There are two different ways for prosecutors to convict people of driving under the influence (DUI) of alcohol - first, they can present evidence of impairment, such as an officer's observations of slurred speech, erratic driving, the odor of alcohol, containers in the vehicle, and more. On the other hand, the prosecutor can present evidence that a driver's blood alcohol content (BAC) was over the legal limit, which is 0.08 percent for most drivers, 0.04 percent for commercial drivers, and 0.02 percent for underage drivers.
When your BAC is over the legal limit, it is known as a “per se” DUI. This means the high BAC is the only evidence the prosecutor needs to prove that you were under the influence. For this reason, law enforcement officers often strive to obtain evidence of a driver's BAC. At a traffic stop, an officer may perform a breath test and, after an arrest, a driver may be subject to a blood test at a hospital or the police station.
The Legality of DUI Blood Tests
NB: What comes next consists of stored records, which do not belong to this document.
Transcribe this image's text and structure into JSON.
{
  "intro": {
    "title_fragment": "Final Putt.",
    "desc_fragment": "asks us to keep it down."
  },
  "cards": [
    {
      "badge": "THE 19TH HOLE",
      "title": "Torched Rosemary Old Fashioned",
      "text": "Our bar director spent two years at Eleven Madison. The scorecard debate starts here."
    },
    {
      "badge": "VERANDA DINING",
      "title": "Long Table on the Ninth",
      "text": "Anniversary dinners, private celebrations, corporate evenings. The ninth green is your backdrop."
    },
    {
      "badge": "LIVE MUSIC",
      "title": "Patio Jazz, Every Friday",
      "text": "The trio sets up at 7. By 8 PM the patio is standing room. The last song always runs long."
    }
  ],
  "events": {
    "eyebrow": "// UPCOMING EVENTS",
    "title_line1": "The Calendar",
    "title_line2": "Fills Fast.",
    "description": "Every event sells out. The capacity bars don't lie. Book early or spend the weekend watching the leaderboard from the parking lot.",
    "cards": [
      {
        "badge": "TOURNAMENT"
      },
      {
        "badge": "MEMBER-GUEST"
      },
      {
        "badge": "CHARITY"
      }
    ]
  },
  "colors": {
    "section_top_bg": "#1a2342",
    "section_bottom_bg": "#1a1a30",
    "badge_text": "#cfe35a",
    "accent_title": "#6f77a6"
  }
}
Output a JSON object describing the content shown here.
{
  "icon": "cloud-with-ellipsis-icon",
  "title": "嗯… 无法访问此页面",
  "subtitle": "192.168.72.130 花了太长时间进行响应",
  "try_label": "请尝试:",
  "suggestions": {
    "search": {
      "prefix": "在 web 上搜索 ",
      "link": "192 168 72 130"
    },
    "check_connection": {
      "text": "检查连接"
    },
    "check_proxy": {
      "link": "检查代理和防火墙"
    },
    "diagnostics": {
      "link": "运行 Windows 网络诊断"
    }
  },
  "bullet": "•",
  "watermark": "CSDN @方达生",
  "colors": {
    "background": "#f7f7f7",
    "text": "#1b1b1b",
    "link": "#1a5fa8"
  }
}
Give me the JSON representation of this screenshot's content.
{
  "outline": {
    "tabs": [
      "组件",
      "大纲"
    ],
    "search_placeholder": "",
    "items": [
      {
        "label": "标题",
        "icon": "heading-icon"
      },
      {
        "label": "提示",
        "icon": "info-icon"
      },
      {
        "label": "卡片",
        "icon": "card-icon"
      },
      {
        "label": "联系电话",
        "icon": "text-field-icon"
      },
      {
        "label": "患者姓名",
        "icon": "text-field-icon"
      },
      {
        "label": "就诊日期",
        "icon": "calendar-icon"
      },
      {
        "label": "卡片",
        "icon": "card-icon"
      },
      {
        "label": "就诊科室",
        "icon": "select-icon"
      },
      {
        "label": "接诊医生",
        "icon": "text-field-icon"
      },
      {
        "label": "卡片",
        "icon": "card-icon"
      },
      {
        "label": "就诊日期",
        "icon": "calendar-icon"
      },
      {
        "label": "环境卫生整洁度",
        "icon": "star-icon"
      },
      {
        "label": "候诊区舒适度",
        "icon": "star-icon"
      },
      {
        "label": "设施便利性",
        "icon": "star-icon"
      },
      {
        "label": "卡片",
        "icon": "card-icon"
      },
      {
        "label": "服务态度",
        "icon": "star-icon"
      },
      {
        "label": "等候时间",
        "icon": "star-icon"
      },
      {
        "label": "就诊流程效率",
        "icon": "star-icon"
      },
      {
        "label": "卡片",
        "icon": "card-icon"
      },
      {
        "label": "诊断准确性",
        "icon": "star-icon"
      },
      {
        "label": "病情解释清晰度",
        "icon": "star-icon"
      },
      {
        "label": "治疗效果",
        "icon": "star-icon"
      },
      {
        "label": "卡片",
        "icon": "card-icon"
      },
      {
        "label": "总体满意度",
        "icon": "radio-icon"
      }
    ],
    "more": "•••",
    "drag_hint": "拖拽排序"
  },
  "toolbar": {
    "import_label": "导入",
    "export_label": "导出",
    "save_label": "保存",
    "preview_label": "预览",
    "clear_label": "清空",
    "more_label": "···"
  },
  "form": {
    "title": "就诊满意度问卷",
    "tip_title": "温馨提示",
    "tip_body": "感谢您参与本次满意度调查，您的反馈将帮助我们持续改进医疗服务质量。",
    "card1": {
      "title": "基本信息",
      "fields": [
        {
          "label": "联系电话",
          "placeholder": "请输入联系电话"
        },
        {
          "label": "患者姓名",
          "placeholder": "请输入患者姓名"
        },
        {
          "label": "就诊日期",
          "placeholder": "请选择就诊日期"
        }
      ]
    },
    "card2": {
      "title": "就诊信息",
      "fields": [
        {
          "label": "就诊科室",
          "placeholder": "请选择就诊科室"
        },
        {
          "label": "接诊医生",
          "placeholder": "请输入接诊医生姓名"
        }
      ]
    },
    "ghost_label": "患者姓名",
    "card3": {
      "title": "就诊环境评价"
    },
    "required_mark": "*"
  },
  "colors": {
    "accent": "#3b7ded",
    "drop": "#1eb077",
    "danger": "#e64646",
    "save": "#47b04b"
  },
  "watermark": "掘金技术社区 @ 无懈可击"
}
Some DUI arrests happen after car crashes, and the driver may need medical attention. They may perform a blood test at the emergency room, and you may assume that the results of that blood test will be kept private as medical records are protected by the Health Insurance Portability and Accountability Act of 1996 (HIPAA). However, in 2006, the Supreme Court of the United States (SCOTUS) ruled that hospitals can turn over blood test results to police if an individual is in the custody of law enforcement at the time of the test.
Even if you do not go to the hospital, police stations have the ability to perform blood tests. Unlike a breath test, there is no criminal charge for the refusal of a blood test, though you can face administrative penalties, such as a license suspension. If you refuse to submit a blood sample, however, officers may still obtain a warrant to compel one. Prosecutors can then use the results of a blood test as proof of your BAC in your DUI case.
Challenging a Blood Test in a DUI Case
When the authorities have a blood test showing your BAC was over the legal limit, you may think a conviction for DUI is inevitable. However, there are ways to challenge the results of blood tests, and you should always have an experienced DUI defense attorney evaluate your options.
Often, the police and the forensic labs do not follow proper procedures when conducting or processing blood tests, and this can affect the reliability of the results. Other factors can also lead to false positives, and you want the right attorney handling this type of highly technical defense.
Speak with a Murfreesboro Criminal Defense Lawyer
The experienced Murfreesboro criminal defense team at Taylor Law Group is ready to help. We help our clients defend against all types of criminal charges, so please do not wait to contact us online or call 615-890-1982 for a consultation.